_INFORMATION SUPPLIED_
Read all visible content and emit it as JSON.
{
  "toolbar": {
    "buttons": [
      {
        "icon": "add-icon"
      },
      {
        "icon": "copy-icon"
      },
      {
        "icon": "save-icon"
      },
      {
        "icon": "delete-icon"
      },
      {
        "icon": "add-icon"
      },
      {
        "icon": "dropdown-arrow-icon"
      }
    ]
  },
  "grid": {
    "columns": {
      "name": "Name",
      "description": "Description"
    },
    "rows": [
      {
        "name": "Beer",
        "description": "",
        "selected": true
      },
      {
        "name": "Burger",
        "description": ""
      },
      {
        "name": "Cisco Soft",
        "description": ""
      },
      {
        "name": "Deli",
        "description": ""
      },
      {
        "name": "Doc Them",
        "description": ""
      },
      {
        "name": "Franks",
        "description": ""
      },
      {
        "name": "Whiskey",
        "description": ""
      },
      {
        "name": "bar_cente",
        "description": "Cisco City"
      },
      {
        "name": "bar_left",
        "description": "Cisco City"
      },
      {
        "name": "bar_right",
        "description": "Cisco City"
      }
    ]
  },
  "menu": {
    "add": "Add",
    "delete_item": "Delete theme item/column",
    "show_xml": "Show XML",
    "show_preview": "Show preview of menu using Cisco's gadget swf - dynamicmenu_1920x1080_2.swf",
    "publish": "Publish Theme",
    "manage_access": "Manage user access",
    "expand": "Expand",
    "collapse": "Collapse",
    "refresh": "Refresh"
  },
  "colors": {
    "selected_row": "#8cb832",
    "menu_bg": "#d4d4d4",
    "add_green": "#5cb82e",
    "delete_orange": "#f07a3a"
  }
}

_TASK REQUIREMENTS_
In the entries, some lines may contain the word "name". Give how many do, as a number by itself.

_OUTPUT BELOW_
11